The first volume, alas, I left at my quarantined school, but here are three interesting sentences from the second:
Canada, keen to gain a foothold in Tanzania since 1963, took the place of West Germany and in 1965 launched a project worth USD10.5 million with the aim of bolstering the JWTZ [Tanzania People’s Defence Force].
For most of the 1990s, between 30 and 60 Iraqi pilots and technicians served in Sudan, particularly with the air force, and they frequently became involved in combat against the SPLA [Sudan People’s Liberation Army].
In 1981, when Somalia began its cooperation with the US, a small group of pilots from the USAF’s then secret 4477th Tactical Evaluation Flight ‘Red Eagles’ spent several weeks in the country for a joint exercise with the CCS [Somali Air Force].
The second volume is worth it alone for the Addenda/Errata section, which features extensive comment from Lt Col Eduardo Gonzalez of the Cuban Revolutionary Air and Air Defense Force:
Regarding the South African claim of 300 Cuban casualties and 30 damaged and destroyed tanks during the clash near Tchipa on 26 June 1988, Gonzalez commented wryly:
That goes into the same ditch as those claims for ‘40 South African aircraft shot down’ claimed by the Angolans. From wherever they come, I cannot stand lies – even those cooked up in my backyard!
If you’re unsure why you’d want to read two volumes about Soviet-era aircraft in Sub-Saharan Africa, I’d make some variation of Tyler Cowen’s argument on why you should read art books.
PS check out the roundels! (A roundel is each air force’s ripoff of the Who logo.) My personal favorite is from the former People’s Republic of Benin – understated yet distinctive. Uganda’s, distinctive yet not understated, is a close second.

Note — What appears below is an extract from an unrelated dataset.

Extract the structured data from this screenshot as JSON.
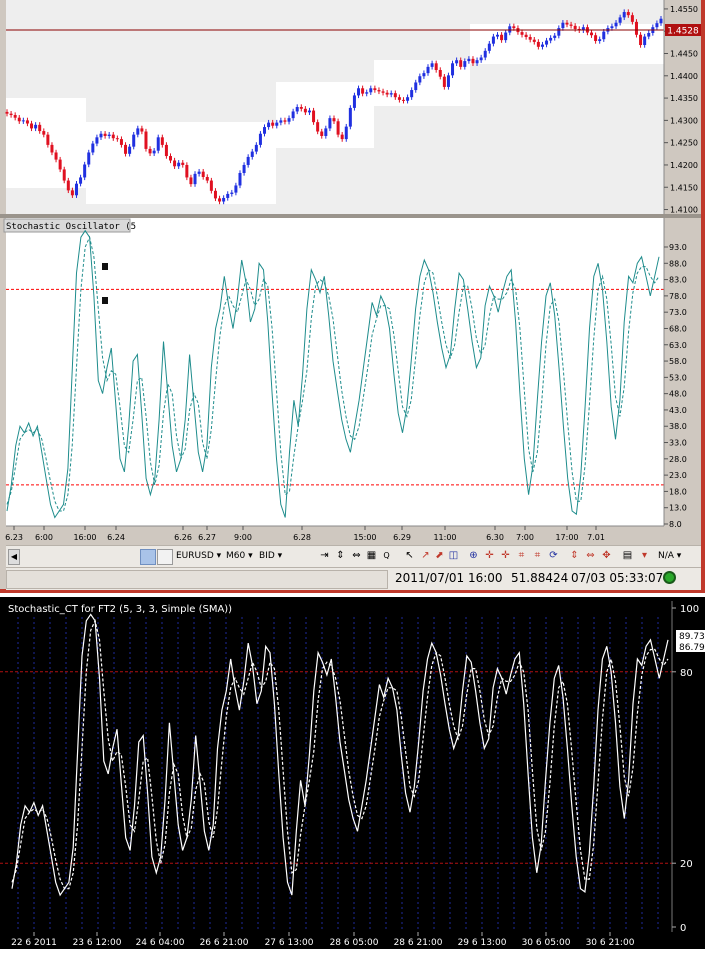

PPS pop quiz: There are baseballs in circulation that are each signed by George HW Bush, Ted Williams, and which former chief of an air force on the African continent? (h/t Dan Shaughnessy)